*** Begin section ***

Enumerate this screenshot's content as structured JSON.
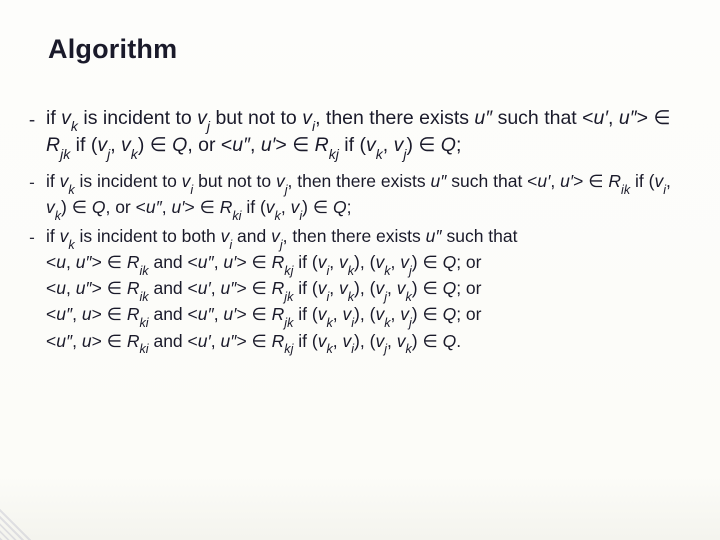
{
  "title": "Algorithm",
  "items": [
    {
      "style": "lead",
      "html": "if <i class='v'>v<sub>k</sub></i> is incident to <i class='v'>v<sub>j</sub></i> but not to <i class='v'>v<sub>i</sub></i>, then there exists <i class='v'>u″</i> such that &lt;<i class='v'>u′</i>, <i class='v'>u″</i>&gt; ∈ <i class='v'>R<sub>jk</sub></i> if (<i class='v'>v<sub>j</sub></i>, <i class='v'>v<sub>k</sub></i>) ∈ <i class='v'>Q</i>, or &lt;<i class='v'>u″</i>, <i class='v'>u′</i>&gt; ∈ <i class='v'>R<sub>kj</sub></i> if (<i class='v'>v<sub>k</sub></i>, <i class='v'>v<sub>j</sub></i>) ∈ <i class='v'>Q</i>;"
    },
    {
      "style": "sub",
      "html": "if <i class='v'>v<sub>k</sub></i> is incident to <i class='v'>v<sub>i</sub></i> but not to <i class='v'>v<sub>j</sub></i>, then there exists <i class='v'>u″</i> such that &lt;<i class='v'>u′</i>, <i class='v'>u′</i>&gt; ∈ <i class='v'>R<sub>ik</sub></i> if (<i class='v'>v<sub>i</sub></i>, <i class='v'>v<sub>k</sub></i>) ∈ <i class='v'>Q</i>, or &lt;<i class='v'>u″</i>, <i class='v'>u′</i>&gt; ∈ <i class='v'>R<sub>ki</sub></i> if (<i class='v'>v<sub>k</sub></i>, <i class='v'>v<sub>i</sub></i>) ∈ <i class='v'>Q</i>;"
    },
    {
      "style": "sub",
      "html": "if <i class='v'>v<sub>k</sub></i> is incident to both <i class='v'>v<sub>i</sub></i> and <i class='v'>v<sub>j</sub></i>, then there exists <i class='v'>u″</i> such that",
      "sublines": [
        "&lt;<i class='v'>u</i>, <i class='v'>u″</i>&gt; ∈ <i class='v'>R<sub>ik</sub></i> and &lt;<i class='v'>u″</i>, <i class='v'>u′</i>&gt; ∈ <i class='v'>R<sub>kj</sub></i> if (<i class='v'>v<sub>i</sub></i>, <i class='v'>v<sub>k</sub></i>), (<i class='v'>v<sub>k</sub></i>, <i class='v'>v<sub>j</sub></i>) ∈ <i class='v'>Q</i>; or",
        "&lt;<i class='v'>u</i>, <i class='v'>u″</i>&gt; ∈ <i class='v'>R<sub>ik</sub></i> and &lt;<i class='v'>u′</i>, <i class='v'>u″</i>&gt; ∈ <i class='v'>R<sub>jk</sub></i> if (<i class='v'>v<sub>i</sub></i>, <i class='v'>v<sub>k</sub></i>), (<i class='v'>v<sub>j</sub></i>, <i class='v'>v<sub>k</sub></i>) ∈ <i class='v'>Q</i>; or",
        "&lt;<i class='v'>u″</i>, <i class='v'>u</i>&gt; ∈ <i class='v'>R<sub>ki</sub></i> and &lt;<i class='v'>u″</i>, <i class='v'>u′</i>&gt; ∈ <i class='v'>R<sub>jk</sub></i> if (<i class='v'>v<sub>k</sub></i>, <i class='v'>v<sub>i</sub></i>), (<i class='v'>v<sub>k</sub></i>, <i class='v'>v<sub>j</sub></i>) ∈ <i class='v'>Q</i>; or",
        "&lt;<i class='v'>u″</i>, <i class='v'>u</i>&gt; ∈ <i class='v'>R<sub>ki</sub></i> and &lt;<i class='v'>u′</i>, <i class='v'>u″</i>&gt; ∈ <i class='v'>R<sub>kj</sub></i> if (<i class='v'>v<sub>k</sub></i>, <i class='v'>v<sub>i</sub></i>), (<i class='v'>v<sub>j</sub></i>, <i class='v'>v<sub>k</sub></i>) ∈ <i class='v'>Q</i>."
      ]
    }
  ]
}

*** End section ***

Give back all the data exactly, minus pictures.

* _Completed task_
Enumerate this screenshot's content as structured JSON.
{
  "title": "Algorithm",
  "items": [
    {
      "style": "lead",
      "html": "if <i class='v'>v<sub>k</sub></i> is incident to <i class='v'>v<sub>j</sub></i> but not to <i class='v'>v<sub>i</sub></i>, then there exists <i class='v'>u″</i> such that &lt;<i class='v'>u′</i>, <i class='v'>u″</i>&gt; ∈ <i class='v'>R<sub>jk</sub></i> if (<i class='v'>v<sub>j</sub></i>, <i class='v'>v<sub>k</sub></i>) ∈ <i class='v'>Q</i>, or &lt;<i class='v'>u″</i>, <i class='v'>u′</i>&gt; ∈ <i class='v'>R<sub>kj</sub></i> if (<i class='v'>v<sub>k</sub></i>, <i class='v'>v<sub>j</sub></i>) ∈ <i class='v'>Q</i>;"
    },
    {
      "style": "sub",
      "html": "if <i class='v'>v<sub>k</sub></i> is incident to <i class='v'>v<sub>i</sub></i> but not to <i class='v'>v<sub>j</sub></i>, then there exists <i class='v'>u″</i> such that &lt;<i class='v'>u′</i>, <i class='v'>u′</i>&gt; ∈ <i class='v'>R<sub>ik</sub></i> if (<i class='v'>v<sub>i</sub></i>, <i class='v'>v<sub>k</sub></i>) ∈ <i class='v'>Q</i>, or &lt;<i class='v'>u″</i>, <i class='v'>u′</i>&gt; ∈ <i class='v'>R<sub>ki</sub></i> if (<i class='v'>v<sub>k</sub></i>, <i class='v'>v<sub>i</sub></i>) ∈ <i class='v'>Q</i>;"
    },
    {
      "style": "sub",
      "html": "if <i class='v'>v<sub>k</sub></i> is incident to both <i class='v'>v<sub>i</sub></i> and <i class='v'>v<sub>j</sub></i>, then there exists <i class='v'>u″</i> such that",
      "sublines": [
        "&lt;<i class='v'>u</i>, <i class='v'>u″</i>&gt; ∈ <i class='v'>R<sub>ik</sub></i> and &lt;<i class='v'>u″</i>, <i class='v'>u′</i>&gt; ∈ <i class='v'>R<sub>kj</sub></i> if (<i class='v'>v<sub>i</sub></i>, <i class='v'>v<sub>k</sub></i>), (<i class='v'>v<sub>k</sub></i>, <i class='v'>v<sub>j</sub></i>) ∈ <i class='v'>Q</i>; or",
        "&lt;<i class='v'>u</i>, <i class='v'>u″</i>&gt; ∈ <i class='v'>R<sub>ik</sub></i> and &lt;<i class='v'>u′</i>, <i class='v'>u″</i>&gt; ∈ <i class='v'>R<sub>jk</sub></i> if (<i class='v'>v<sub>i</sub></i>, <i class='v'>v<sub>k</sub></i>), (<i class='v'>v<sub>j</sub></i>, <i class='v'>v<sub>k</sub></i>) ∈ <i class='v'>Q</i>; or",
        "&lt;<i class='v'>u″</i>, <i class='v'>u</i>&gt; ∈ <i class='v'>R<sub>ki</sub></i> and &lt;<i class='v'>u″</i>, <i class='v'>u′</i>&gt; ∈ <i class='v'>R<sub>jk</sub></i> if (<i class='v'>v<sub>k</sub></i>, <i class='v'>v<sub>i</sub></i>), (<i class='v'>v<sub>k</sub></i>, <i class='v'>v<sub>j</sub></i>) ∈ <i class='v'>Q</i>; or",
        "&lt;<i class='v'>u″</i>, <i class='v'>u</i>&gt; ∈ <i class='v'>R<sub>ki</sub></i> and &lt;<i class='v'>u′</i>, <i class='v'>u″</i>&gt; ∈ <i class='v'>R<sub>kj</sub></i> if (<i class='v'>v<sub>k</sub></i>, <i class='v'>v<sub>i</sub></i>), (<i class='v'>v<sub>j</sub></i>, <i class='v'>v<sub>k</sub></i>) ∈ <i class='v'>Q</i>."
      ]
    }
  ]
}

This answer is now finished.